Even males can also consider themselves a feminist because the true definition of it is equality. I think the diary does a great job of showing a lady going through everyday life and struggles, as so does the average human being. Throughout the novel, the reader can see that Bridgett is obviously struggling with many issues. Bridget is not pretending to be a heroine in the novel that saves the day, she is meant to be someone we can relate our faults to. From her poor self-image, trying to find a potential partner, and her substance abuse problems, some might say she is a terrible excuse for a feminist.
When Mrs.Bennet hears Mr.Collins may be interested in one of the daughters she is ecstatic because this will ensure that the home stays with one of her girls. Mr. Collins hears that Jane is involved wit... ... middle of paper ... ... Mr. Darcy did not have to overcome so many barriers. The only barrier that exists for him is the vast difference in family class between the two. However, this seems to bother others much more than it bothers him. The marriage between Mr. Darcy and Elizabeth shows the most promise.
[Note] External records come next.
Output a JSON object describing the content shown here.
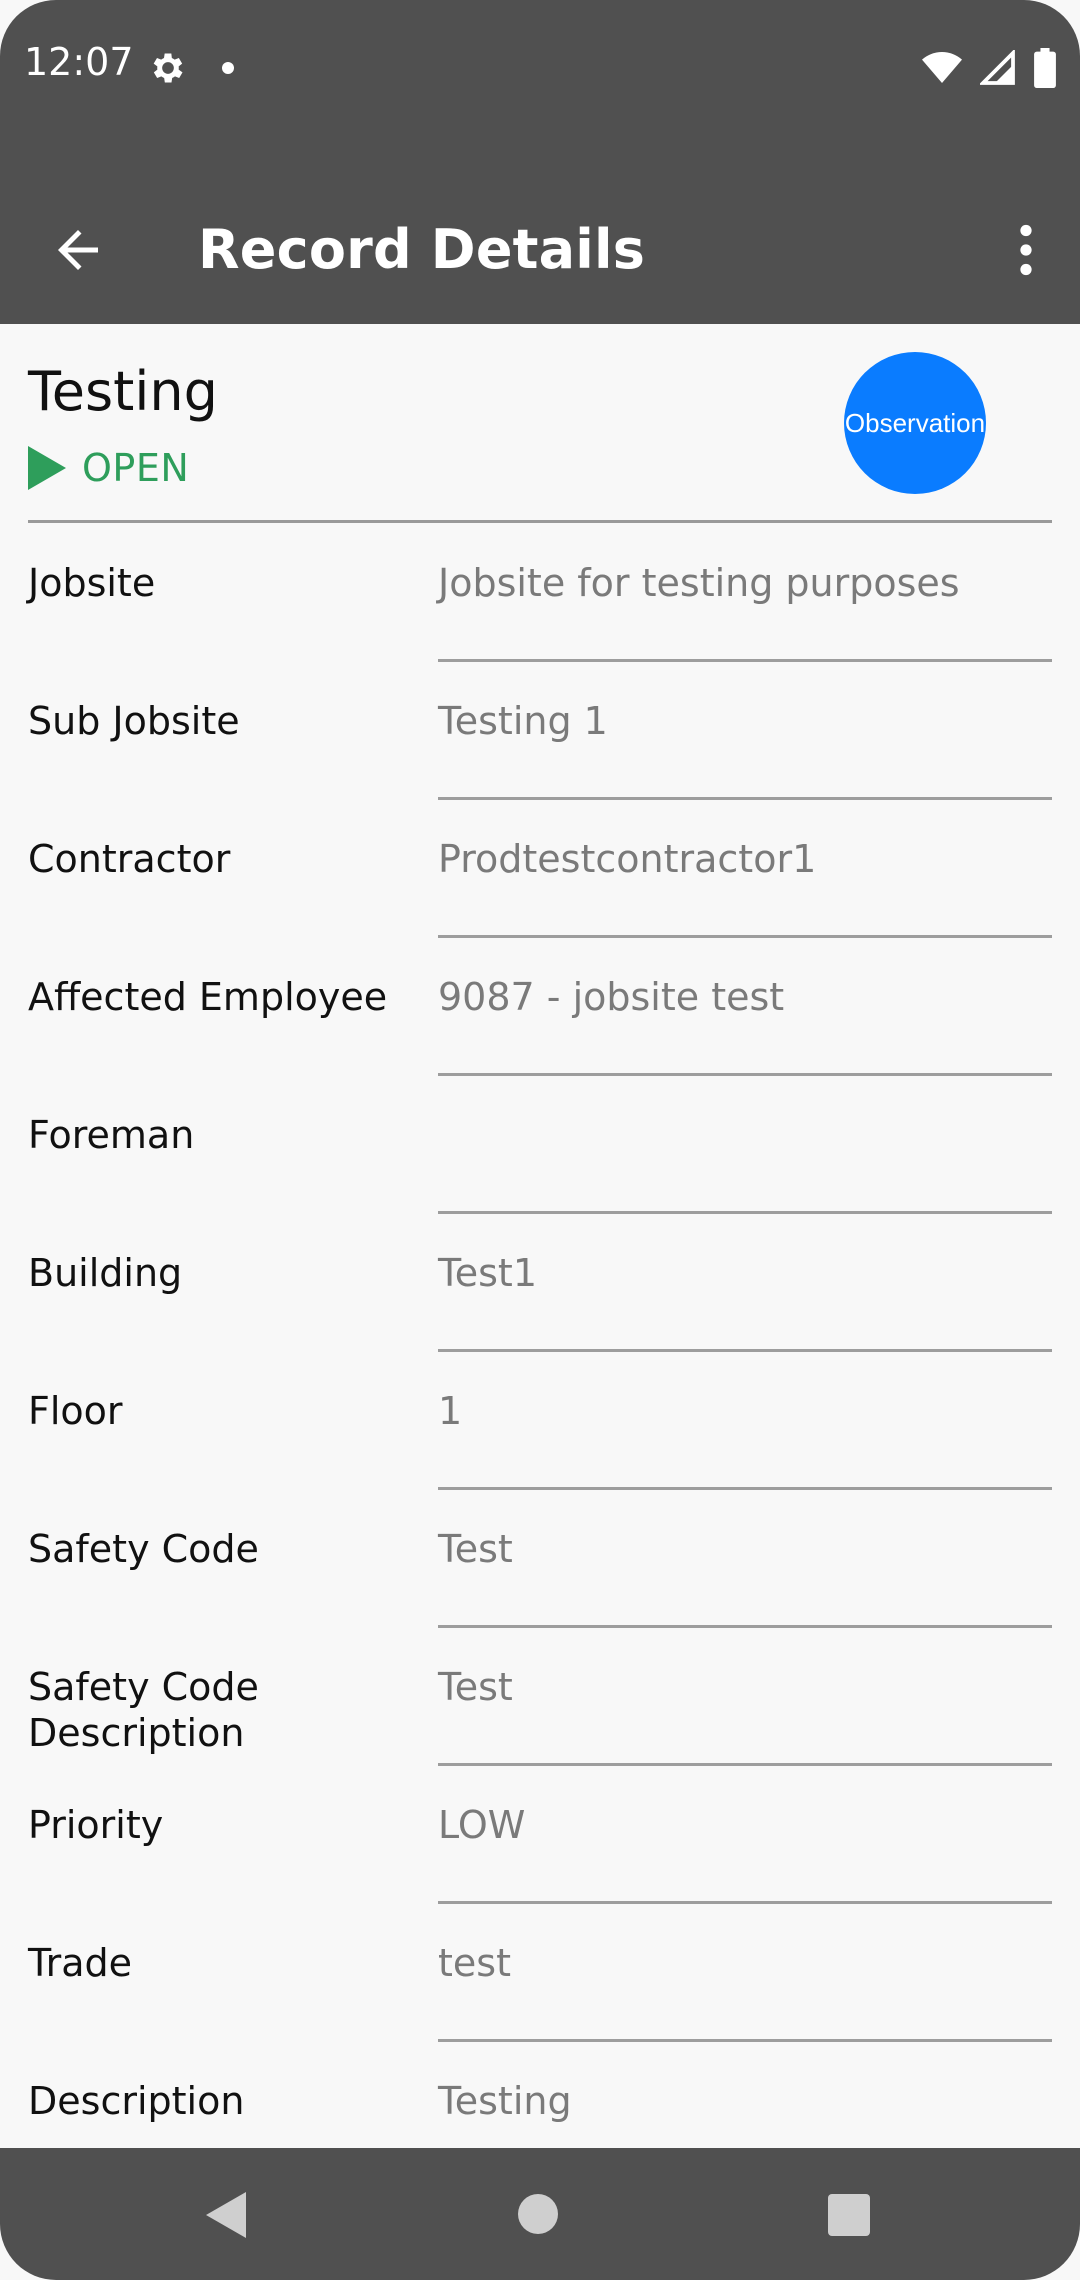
{
  "status_bar": {
    "time": "12:07",
    "icons": [
      "settings-gear-icon",
      "notification-dot-icon",
      "wifi-icon",
      "cell-signal-icon",
      "battery-icon"
    ]
  },
  "app_bar": {
    "title": "Record Details",
    "back_icon": "arrow-back-icon",
    "menu_icon": "more-vert-icon"
  },
  "record": {
    "title": "Testing",
    "status": "OPEN",
    "status_color": "#2e9e5b",
    "type": "Observation",
    "type_color": "#0a7cff"
  },
  "fields": [
    {
      "label": "Jobsite",
      "value": "Jobsite for testing purposes"
    },
    {
      "label": "Sub Jobsite",
      "value": "Testing 1"
    },
    {
      "label": "Contractor",
      "value": "Prodtestcontractor1"
    },
    {
      "label": "Affected Employee",
      "value": "9087 - jobsite test"
    },
    {
      "label": "Foreman",
      "value": ""
    },
    {
      "label": "Building",
      "value": "Test1"
    },
    {
      "label": "Floor",
      "value": "1"
    },
    {
      "label": "Safety Code",
      "value": "Test"
    },
    {
      "label": "Safety Code Description",
      "value": "Test"
    },
    {
      "label": "Priority",
      "value": "LOW"
    },
    {
      "label": "Trade",
      "value": "test"
    },
    {
      "label": "Description",
      "value": "Testing"
    }
  ],
  "nav_bar": {
    "icons": [
      "nav-back-icon",
      "nav-home-icon",
      "nav-recents-icon"
    ]
  }
}
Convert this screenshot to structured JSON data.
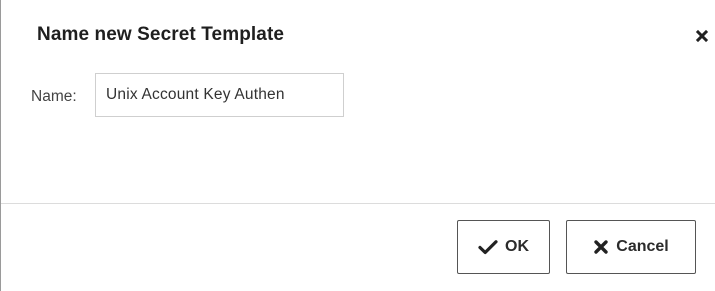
{
  "dialog": {
    "title": "Name new Secret Template",
    "close_icon": "close-icon"
  },
  "form": {
    "name_label": "Name:",
    "name_value": "Unix Account Key Authen"
  },
  "footer": {
    "ok_label": "OK",
    "ok_icon": "checkmark-icon",
    "cancel_label": "Cancel",
    "cancel_icon": "x-icon"
  }
}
But towards the end of the novel, even after all their efforts and hopes of separating the two, Jane and Bingley manage to get married. Miss Bingley and Mrs. Hurst are forced to swallow their pride and make amends with Jane because they know that if they didn’t, Mr. Bingley would never like them. The Bingley sisters displayed their tolerance and mutual respect towards Jane after the lower social class prejudice was removed. Caroline Bingley’s attempts to seek the affection of Mr. Darcy are another example of her lack of self-respect. Her excessive pride is evident in her confidence that Darcy “belongs” to her because of their similarities in social status.
They both come off with a sense of reason and believability that helps the reader relate. Elizabeth’s character is a good spirit because of her sense that she can make her own choices and is an independent woman. She likes her gender and takes advantage of her strengths as a strong woman to break the societal norms and standards for women of the time. Relating to the article---> Clicking terms that Austen tied to marriages to offer a stark comparison between the marriages and what worked for some and what didn’t. Lizzie’s friend, Charlotte thinks logically alot like LIzzie, but goes to far when considering her hand in marrying Mr. Collins out of reason.
Their marriage was based on ... ... middle of paper ... ...cy crawls back in humiliation and toning down his pride as a man in pursuit for not some weak, dim-witted, and superficial female, but instead for a strong and independent individual. With Jane Austen’s character development for Mr. Darcy in change of values for the ideal women, it puts the dignified feminist women on a pedestal as the more appealing figure, in contrast to the stereotypical materialistic Victorian woman. Jane Austen satirizes and reveals the corrupt and distorted social values in the Victorian Era. Expanding on this idea, the two themes of marriage versus true love and women’s roles in society, Austen criticizes and ridicules the shallow life of the 1800s. A society full of superficial means needs to be careful in obscuring social views, especially for the wealthy not to base the meaning of life and ideals on the frivolous, gaudy materialisms.